Sales Taxes and Internet Retail

by Alana Wingfoot
03/01/2000



It seems like every time I look at my local newspaper these days, there's an article on why purchases made over the Internet should/shouldn't be taxed. A few of them are interesting and thought-provoking, but most of them seem to break down into the following two camps:

  1. 'Internet purchases should be subject to the local sales tax, because we're losing money when folks in our city shop online! '
  2. 'Internet purchases shouldn't be subject to local sales tax unless they're shipped in the state where the Internet business is located, because people won't shop online if they have to pay sales tax!'

As is usual with me, I'm on the fence. But what really pushes me to the anti-tax side is the way the pro-tax people want to do it: the customer pays the local and state sales tax for their location, not the business location.

Here's why I think this is a bad idea. Say I open up a business selling handmade jewelry, and I decide to market some of my work on the Internet. Hey, cool, someone from New York City made an order! And someone from Dothan, Alabama ordered something, and someone from Albuquerque, New Mexico bought a few things, and someone from Tacoma, Washington bought some stuff, and so on and so forth.

Except that since I have to collect each buyer's local tax, I need to get some database that has all the local tax rates for the U.S. (and update it regularly, since these rates change). I need to send umpteen checks to umpteen different city and/or state governments.
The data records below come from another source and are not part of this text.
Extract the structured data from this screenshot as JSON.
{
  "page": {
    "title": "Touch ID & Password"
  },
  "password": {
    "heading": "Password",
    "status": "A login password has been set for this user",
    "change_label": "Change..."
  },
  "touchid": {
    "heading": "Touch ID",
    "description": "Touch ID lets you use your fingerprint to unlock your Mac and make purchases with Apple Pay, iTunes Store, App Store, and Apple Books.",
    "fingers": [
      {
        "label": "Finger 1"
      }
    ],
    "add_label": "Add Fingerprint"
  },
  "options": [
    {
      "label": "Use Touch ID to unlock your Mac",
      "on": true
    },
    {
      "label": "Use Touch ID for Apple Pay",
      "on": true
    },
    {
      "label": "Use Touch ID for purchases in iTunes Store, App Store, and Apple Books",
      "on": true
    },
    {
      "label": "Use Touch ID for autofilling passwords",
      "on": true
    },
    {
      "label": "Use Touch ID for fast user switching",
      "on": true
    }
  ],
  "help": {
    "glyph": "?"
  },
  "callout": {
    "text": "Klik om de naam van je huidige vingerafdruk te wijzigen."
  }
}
I might even have to fill out extra paperwork with the cities where I do the most business, depending on how the Internet tax law is set up.
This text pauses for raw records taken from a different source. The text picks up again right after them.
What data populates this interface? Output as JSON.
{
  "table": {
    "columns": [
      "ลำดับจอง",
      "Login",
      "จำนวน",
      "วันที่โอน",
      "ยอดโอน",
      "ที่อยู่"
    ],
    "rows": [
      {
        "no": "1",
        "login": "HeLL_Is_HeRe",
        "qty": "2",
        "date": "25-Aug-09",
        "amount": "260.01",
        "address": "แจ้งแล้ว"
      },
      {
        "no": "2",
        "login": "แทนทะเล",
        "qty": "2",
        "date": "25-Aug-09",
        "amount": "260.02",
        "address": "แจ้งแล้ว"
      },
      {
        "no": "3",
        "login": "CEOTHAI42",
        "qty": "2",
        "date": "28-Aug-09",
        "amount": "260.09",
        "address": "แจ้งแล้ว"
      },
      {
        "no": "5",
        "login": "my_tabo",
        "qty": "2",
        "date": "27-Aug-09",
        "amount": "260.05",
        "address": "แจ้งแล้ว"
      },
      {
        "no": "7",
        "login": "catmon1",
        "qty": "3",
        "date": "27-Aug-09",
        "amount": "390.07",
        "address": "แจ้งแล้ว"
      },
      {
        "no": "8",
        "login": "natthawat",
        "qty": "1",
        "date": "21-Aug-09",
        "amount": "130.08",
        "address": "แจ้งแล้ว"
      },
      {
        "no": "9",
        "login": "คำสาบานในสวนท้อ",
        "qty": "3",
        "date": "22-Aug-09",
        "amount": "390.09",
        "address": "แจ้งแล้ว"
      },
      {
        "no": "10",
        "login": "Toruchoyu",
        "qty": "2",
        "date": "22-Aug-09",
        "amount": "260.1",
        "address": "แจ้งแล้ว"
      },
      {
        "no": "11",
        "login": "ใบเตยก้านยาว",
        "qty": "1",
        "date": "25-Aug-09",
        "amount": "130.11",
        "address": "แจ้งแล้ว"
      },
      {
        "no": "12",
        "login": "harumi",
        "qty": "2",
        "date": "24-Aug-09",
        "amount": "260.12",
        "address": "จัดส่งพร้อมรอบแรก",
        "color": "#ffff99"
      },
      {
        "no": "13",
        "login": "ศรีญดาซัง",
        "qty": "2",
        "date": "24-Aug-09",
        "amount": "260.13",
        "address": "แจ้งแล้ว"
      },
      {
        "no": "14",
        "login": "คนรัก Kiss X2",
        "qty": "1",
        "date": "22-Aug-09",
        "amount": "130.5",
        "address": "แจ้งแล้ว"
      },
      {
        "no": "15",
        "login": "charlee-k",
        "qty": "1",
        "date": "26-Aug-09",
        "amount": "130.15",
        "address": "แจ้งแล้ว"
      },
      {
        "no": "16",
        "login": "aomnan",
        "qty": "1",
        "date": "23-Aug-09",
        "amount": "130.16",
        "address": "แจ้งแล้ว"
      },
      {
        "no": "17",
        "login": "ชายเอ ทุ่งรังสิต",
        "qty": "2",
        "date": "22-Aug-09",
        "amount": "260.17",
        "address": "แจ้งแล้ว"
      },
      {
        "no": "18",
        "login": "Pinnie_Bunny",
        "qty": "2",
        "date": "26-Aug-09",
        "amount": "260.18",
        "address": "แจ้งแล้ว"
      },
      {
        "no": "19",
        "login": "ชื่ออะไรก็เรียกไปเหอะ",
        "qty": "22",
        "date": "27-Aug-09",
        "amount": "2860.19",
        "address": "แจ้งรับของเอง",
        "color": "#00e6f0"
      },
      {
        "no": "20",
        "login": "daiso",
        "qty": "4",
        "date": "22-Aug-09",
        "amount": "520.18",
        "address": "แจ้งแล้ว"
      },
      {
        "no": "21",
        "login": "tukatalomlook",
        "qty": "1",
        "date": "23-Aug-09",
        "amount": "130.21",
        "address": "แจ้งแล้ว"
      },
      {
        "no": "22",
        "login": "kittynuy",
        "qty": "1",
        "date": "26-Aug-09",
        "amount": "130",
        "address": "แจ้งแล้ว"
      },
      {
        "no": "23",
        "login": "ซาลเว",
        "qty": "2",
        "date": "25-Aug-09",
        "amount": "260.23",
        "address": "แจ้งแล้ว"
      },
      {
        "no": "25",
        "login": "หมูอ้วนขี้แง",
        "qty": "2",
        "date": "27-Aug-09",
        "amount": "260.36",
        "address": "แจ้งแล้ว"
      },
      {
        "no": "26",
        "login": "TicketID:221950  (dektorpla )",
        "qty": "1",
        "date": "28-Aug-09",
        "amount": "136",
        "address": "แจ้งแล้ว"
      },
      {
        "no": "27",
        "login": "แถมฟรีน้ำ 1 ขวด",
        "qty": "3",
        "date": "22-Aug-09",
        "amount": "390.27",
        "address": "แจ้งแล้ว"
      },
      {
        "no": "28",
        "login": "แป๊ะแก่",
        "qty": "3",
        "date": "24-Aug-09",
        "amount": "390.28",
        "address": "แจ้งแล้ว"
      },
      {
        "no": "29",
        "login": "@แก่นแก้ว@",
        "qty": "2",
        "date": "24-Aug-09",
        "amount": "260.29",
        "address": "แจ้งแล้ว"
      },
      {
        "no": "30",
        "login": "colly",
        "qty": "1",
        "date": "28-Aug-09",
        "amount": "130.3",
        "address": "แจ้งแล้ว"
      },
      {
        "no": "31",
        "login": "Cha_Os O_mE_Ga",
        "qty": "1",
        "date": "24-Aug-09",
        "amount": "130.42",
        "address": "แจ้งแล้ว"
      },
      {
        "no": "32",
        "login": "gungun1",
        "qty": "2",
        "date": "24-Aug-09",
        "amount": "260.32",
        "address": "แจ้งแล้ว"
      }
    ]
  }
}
And I might have the same problems selling out of town through a regular print mail order catalog. Somebody in the bill's process will point out that it's really dumb to be able to order tax free by fax or by snail mail but not by web or email, so if it goes through, there's a good chance that I'd have to collect the taxes even if I used a print catalog.
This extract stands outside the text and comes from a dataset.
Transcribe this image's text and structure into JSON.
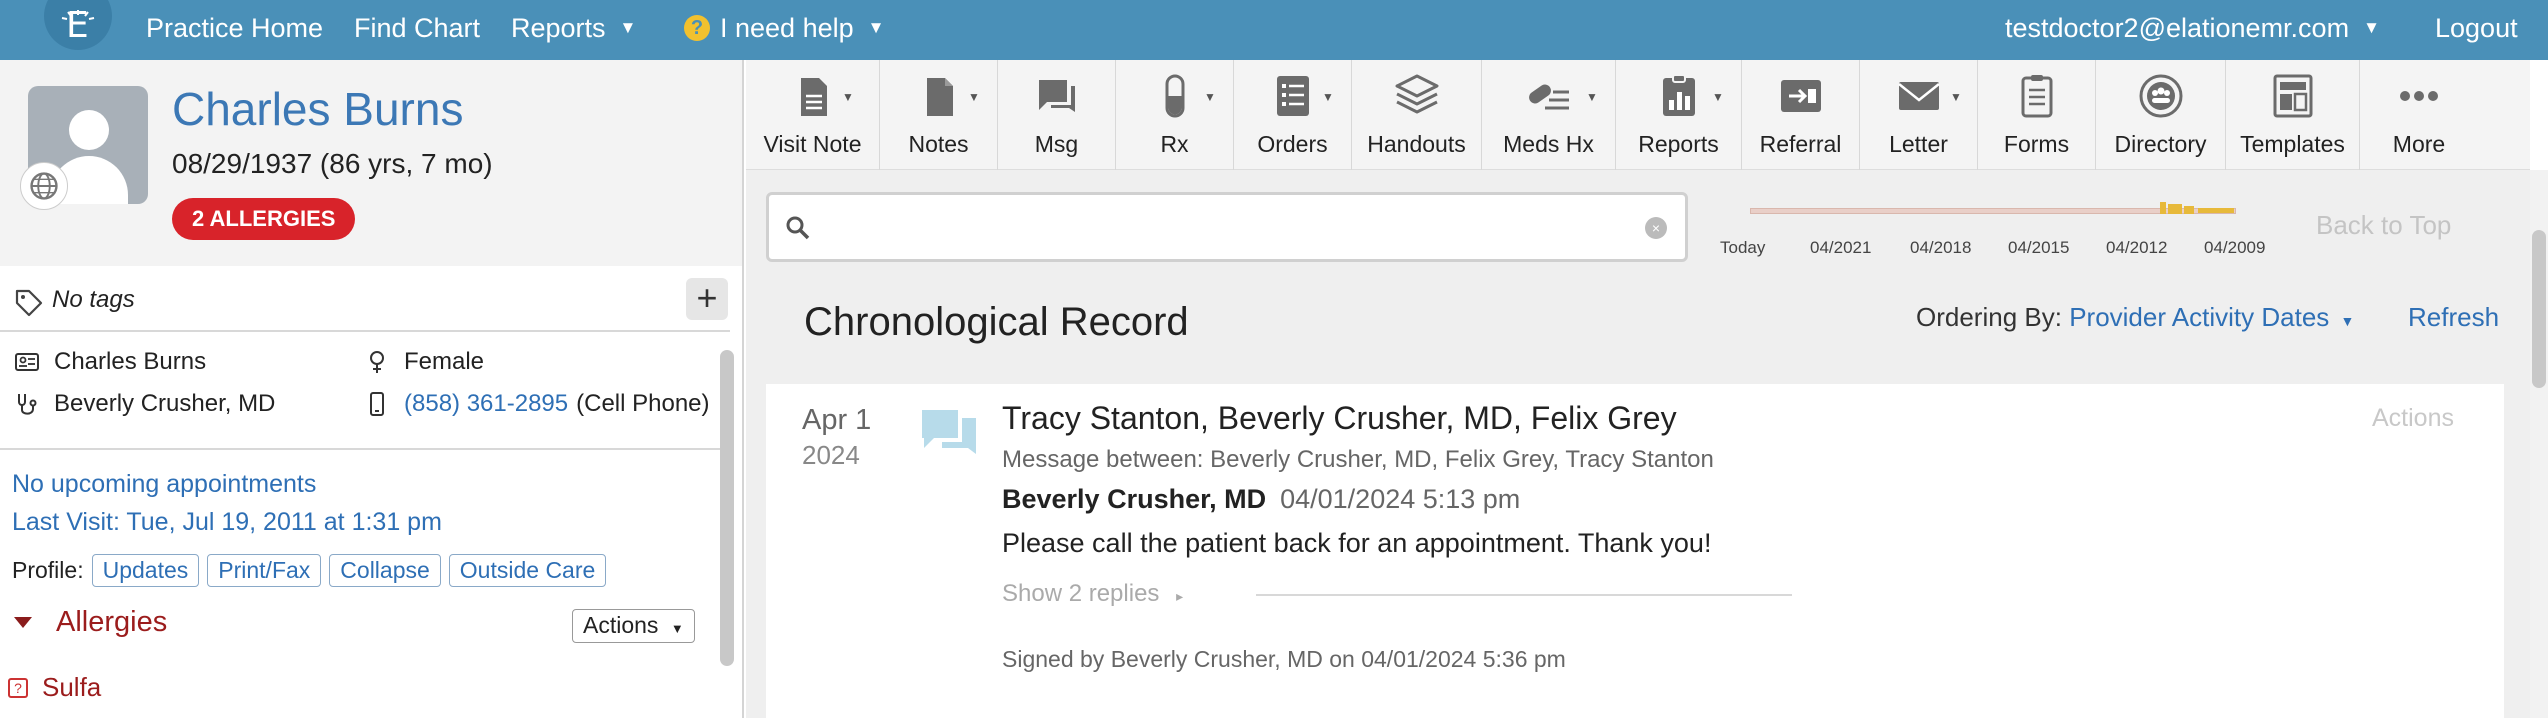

So what happens in the end? The fourth time I write a check for under $2.00 to some city because of that single small purchase, I'll probably take down my website, forget the catalogs, and go back to selling locally -- or if I really need that out of town business because I don't have the local customer base, I might just have to close down entirely.

Now, a large company may be able to handle all this hassle. I don't see Land's End or Tower Records closing down because of sales tax issues, and if Amazon.com can survive with the amount of money they lose annually, they can certainly survive this. But the small businesses -- many of which are woman-owned -- are going to be hurt badly.

If we're going to collect sales taxes on Internet purchases, why not base the taxes on where the business is located, rather than on where the customer is? Yes, in some cases it would be really difficult to decide what the company's home base is, and yes, a lot of companies would promptly relocate to states without sales tax, but for the small business clearly located in one home or one storefront, this method would be a managable proposition; they've probably already filed the paperwork to collect the taxes anyway, and there's nothing new to calculate. (Okay, international orders will still be complicated, but that's true in any event.)

I've never seen this option mentioned in any of the articles I've read on the subject, but I think it bears discussion. We're talking about measures that could affect any of us who open an Internet retail business -- any of us who open a retail business at all. If we do end up with sales taxes on Internet retail, let's at least make sure they're taxes that small businesses can handle without collapsing.


All Replies to the News



Copyright © 2000 by Alana Wingfoot

05/24/07 at 15:43